The brain is a habit-making machine!
Every time I do something that brings pleasure, the brain lays down some tracks to help me remember that good feeling. For example, a coworker gives me a couple of Dove Chocolates, and I take them back to my desk. I get back to work, and things are humming along nicely until I get a distressing email. I start to feel the anger rising, and then I notice the chocolate and pop one into my mouth.
A burst of pleasure rushes, the anger relaxes a little bit, and I go back to work until the next distressing email comes in. I remember that burst of flavor and the corresponding good feeling, and I decide to try that again.
It doesn’t take long before the brain gets used to this action.
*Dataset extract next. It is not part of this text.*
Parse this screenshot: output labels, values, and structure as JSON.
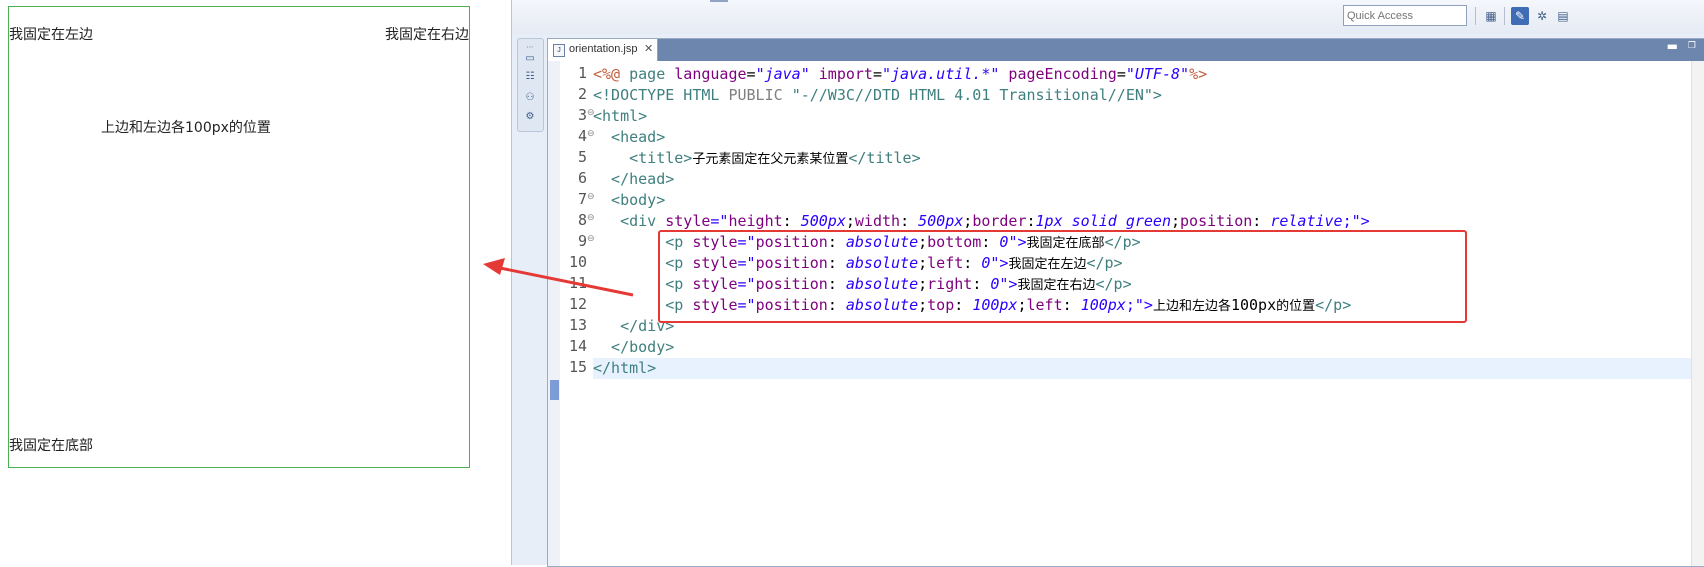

Being a pretty lazy organ, the brain says, “We know how this goes; let’s just cut out the wasted time and effort of thinking in between the distressing email and the relief of the chocolate.” Let’s be efficient and go right from A—the upsetting email to B—the chocolate, and ta-da! we have a habit. Before we even notice, we’ve gained 10 pounds.
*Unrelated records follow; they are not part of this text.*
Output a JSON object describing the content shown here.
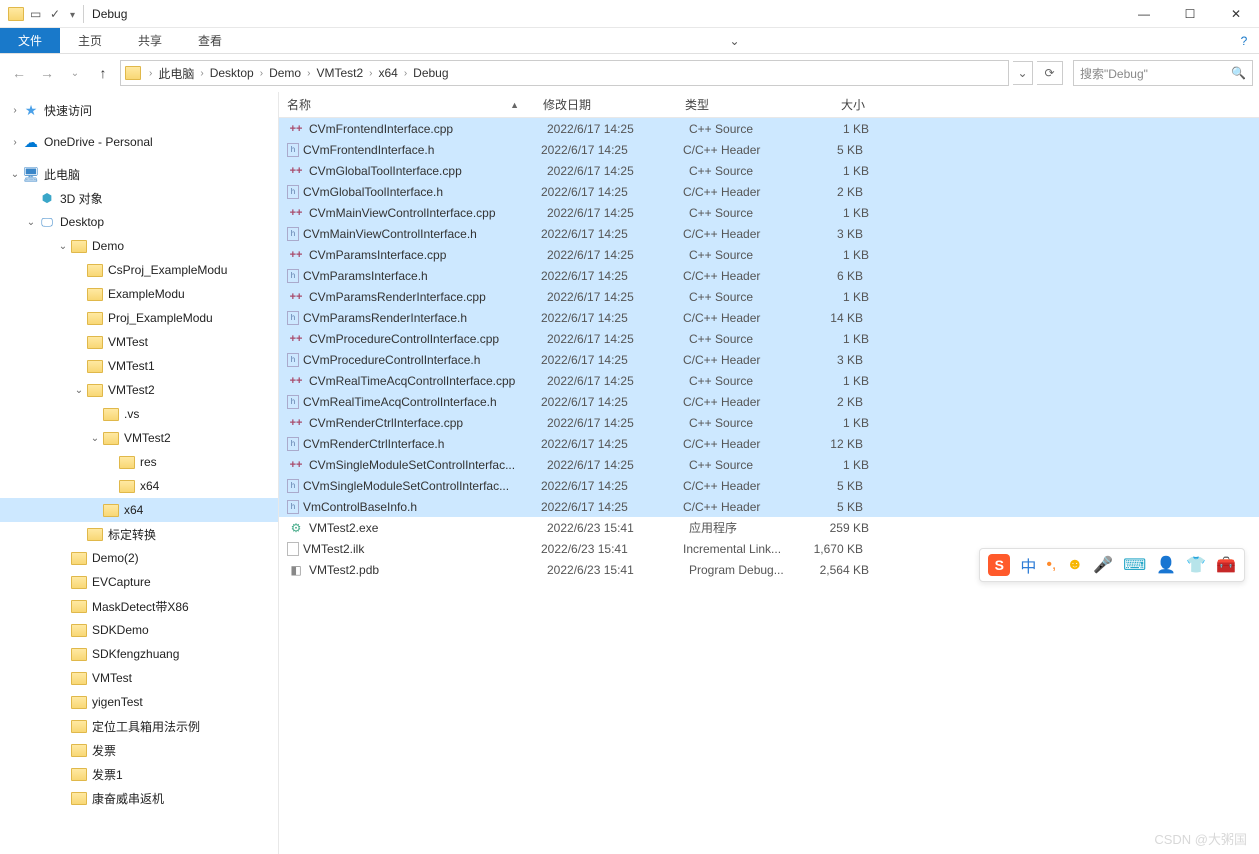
{
  "window": {
    "title": "Debug"
  },
  "ribbon": {
    "file": "文件",
    "home": "主页",
    "share": "共享",
    "view": "查看"
  },
  "breadcrumbs": [
    "此电脑",
    "Desktop",
    "Demo",
    "VMTest2",
    "x64",
    "Debug"
  ],
  "search": {
    "placeholder": "搜索\"Debug\""
  },
  "nav": {
    "quick": "快速访问",
    "onedrive": "OneDrive - Personal",
    "pc": "此电脑",
    "threeD": "3D 对象",
    "desktop": "Desktop",
    "tree": [
      {
        "l": "Demo",
        "d": 3,
        "exp": true
      },
      {
        "l": "CsProj_ExampleModu",
        "d": 4
      },
      {
        "l": "ExampleModu",
        "d": 4
      },
      {
        "l": "Proj_ExampleModu",
        "d": 4
      },
      {
        "l": "VMTest",
        "d": 4
      },
      {
        "l": "VMTest1",
        "d": 4
      },
      {
        "l": "VMTest2",
        "d": 4,
        "exp": true
      },
      {
        "l": ".vs",
        "d": 5
      },
      {
        "l": "VMTest2",
        "d": 5,
        "exp": true
      },
      {
        "l": "res",
        "d": 6
      },
      {
        "l": "x64",
        "d": 6
      },
      {
        "l": "x64",
        "d": 5,
        "sel": true
      },
      {
        "l": "标定转换",
        "d": 4
      },
      {
        "l": "Demo(2)",
        "d": 3
      },
      {
        "l": "EVCapture",
        "d": 3
      },
      {
        "l": "MaskDetect带X86",
        "d": 3
      },
      {
        "l": "SDKDemo",
        "d": 3
      },
      {
        "l": "SDKfengzhuang",
        "d": 3
      },
      {
        "l": "VMTest",
        "d": 3
      },
      {
        "l": "yigenTest",
        "d": 3
      },
      {
        "l": "定位工具箱用法示例",
        "d": 3
      },
      {
        "l": "发票",
        "d": 3
      },
      {
        "l": "发票1",
        "d": 3
      },
      {
        "l": "康奋威串返机",
        "d": 3
      }
    ]
  },
  "columns": {
    "name": "名称",
    "date": "修改日期",
    "type": "类型",
    "size": "大小"
  },
  "files": [
    {
      "n": "CVmFrontendInterface.cpp",
      "d": "2022/6/17 14:25",
      "t": "C++ Source",
      "s": "1 KB",
      "k": "cpp",
      "sel": true
    },
    {
      "n": "CVmFrontendInterface.h",
      "d": "2022/6/17 14:25",
      "t": "C/C++ Header",
      "s": "5 KB",
      "k": "h",
      "sel": true
    },
    {
      "n": "CVmGlobalToolInterface.cpp",
      "d": "2022/6/17 14:25",
      "t": "C++ Source",
      "s": "1 KB",
      "k": "cpp",
      "sel": true
    },
    {
      "n": "CVmGlobalToolInterface.h",
      "d": "2022/6/17 14:25",
      "t": "C/C++ Header",
      "s": "2 KB",
      "k": "h",
      "sel": true
    },
    {
      "n": "CVmMainViewControlInterface.cpp",
      "d": "2022/6/17 14:25",
      "t": "C++ Source",
      "s": "1 KB",
      "k": "cpp",
      "sel": true
    },
    {
      "n": "CVmMainViewControlInterface.h",
      "d": "2022/6/17 14:25",
      "t": "C/C++ Header",
      "s": "3 KB",
      "k": "h",
      "sel": true
    },
    {
      "n": "CVmParamsInterface.cpp",
      "d": "2022/6/17 14:25",
      "t": "C++ Source",
      "s": "1 KB",
      "k": "cpp",
      "sel": true
    },
    {
      "n": "CVmParamsInterface.h",
      "d": "2022/6/17 14:25",
      "t": "C/C++ Header",
      "s": "6 KB",
      "k": "h",
      "sel": true
    },
    {
      "n": "CVmParamsRenderInterface.cpp",
      "d": "2022/6/17 14:25",
      "t": "C++ Source",
      "s": "1 KB",
      "k": "cpp",
      "sel": true
    },
    {
      "n": "CVmParamsRenderInterface.h",
      "d": "2022/6/17 14:25",
      "t": "C/C++ Header",
      "s": "14 KB",
      "k": "h",
      "sel": true
    },
    {
      "n": "CVmProcedureControlInterface.cpp",
      "d": "2022/6/17 14:25",
      "t": "C++ Source",
      "s": "1 KB",
      "k": "cpp",
      "sel": true
    },
    {
      "n": "CVmProcedureControlInterface.h",
      "d": "2022/6/17 14:25",
      "t": "C/C++ Header",
      "s": "3 KB",
      "k": "h",
      "sel": true
    },
    {
      "n": "CVmRealTimeAcqControlInterface.cpp",
      "d": "2022/6/17 14:25",
      "t": "C++ Source",
      "s": "1 KB",
      "k": "cpp",
      "sel": true
    },
    {
      "n": "CVmRealTimeAcqControlInterface.h",
      "d": "2022/6/17 14:25",
      "t": "C/C++ Header",
      "s": "2 KB",
      "k": "h",
      "sel": true
    },
    {
      "n": "CVmRenderCtrlInterface.cpp",
      "d": "2022/6/17 14:25",
      "t": "C++ Source",
      "s": "1 KB",
      "k": "cpp",
      "sel": true
    },
    {
      "n": "CVmRenderCtrlInterface.h",
      "d": "2022/6/17 14:25",
      "t": "C/C++ Header",
      "s": "12 KB",
      "k": "h",
      "sel": true
    },
    {
      "n": "CVmSingleModuleSetControlInterfac...",
      "d": "2022/6/17 14:25",
      "t": "C++ Source",
      "s": "1 KB",
      "k": "cpp",
      "sel": true
    },
    {
      "n": "CVmSingleModuleSetControlInterfac...",
      "d": "2022/6/17 14:25",
      "t": "C/C++ Header",
      "s": "5 KB",
      "k": "h",
      "sel": true
    },
    {
      "n": "VmControlBaseInfo.h",
      "d": "2022/6/17 14:25",
      "t": "C/C++ Header",
      "s": "5 KB",
      "k": "h",
      "sel": true
    },
    {
      "n": "VMTest2.exe",
      "d": "2022/6/23 15:41",
      "t": "应用程序",
      "s": "259 KB",
      "k": "exe",
      "sel": false
    },
    {
      "n": "VMTest2.ilk",
      "d": "2022/6/23 15:41",
      "t": "Incremental Link...",
      "s": "1,670 KB",
      "k": "ilk",
      "sel": false
    },
    {
      "n": "VMTest2.pdb",
      "d": "2022/6/23 15:41",
      "t": "Program Debug...",
      "s": "2,564 KB",
      "k": "pdb",
      "sel": false
    }
  ],
  "ime": {
    "logo": "S",
    "lang": "中"
  },
  "watermark": "CSDN @大粥国"
}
Chocolate is a simple example, but this can happen with any number of self-defeating behaviors and addictions: smoking, drinking, negative self-talk, anger, going on Facebook, or checking email excessively.
What is a habit?
According to Sarah McKay, “Habits are behaviors or thoughts so strongly wired into our brain that we can and do perform them without thinking.”
We have hundreds of habits, and they can actually help us out a lot. When we ride a bike, it’s out of habit. When we drive a car or type a report, our feet, hands and fingers know just where to go because it’s a habit. When a habit is forming, the brain doesn’t differentiate between good and bad; it just figures that if it brings us pleasure, it must be good.
All habits, “the good, the neutral and the bad,” have the same defining characteristics:
1. They are triggered by a particular cue or situation
2. They are learned behaviors repeated over time
3. We do them on autopilot – below conscious awareness
4. They are hard to break!
How can we rewire our brains to change those self-defeating bad habits? Mindfulness is the key!
Through mindfulness, we can work with our habits to create change.
1. We can be mindful of the trigger. Instead of just saying, “I won’t have that chocolate,” we can bring awareness to and recognize what triggers our craving. We can put a sign on our computer screen that reminds us that difficult emails are a cue for us to eat chocolate.
2. We can learn a new behavior, form a new habit. Knowing that the brain likes pleasure, we can find a new behavior that feels good, and do that instead. We can take three deep breaths, call a friend, or listen to a few bars of our favorite song.
3. We can step out of autopilot and use what Kelly McGonigal calls, “I will, I won’t, and I want power.” According to Kelly, we have three kinds of will power:
- I will do this other, healthier behavior instead (Breathe)
- I won’t have that chocolate (STOP)
- I want to live a healthier lifestyle (Remember our values)
4. Lastly, we can remember that changing bad habits is hard work. Every single one of us benefit from our good habits and struggle with our bad habits. Know that you are not alone, and when you end up having that chocolate anyway, that you are in good company. Research has shown that people who are more self-compassionate (who forgive themselves when they slip) are more likely to change.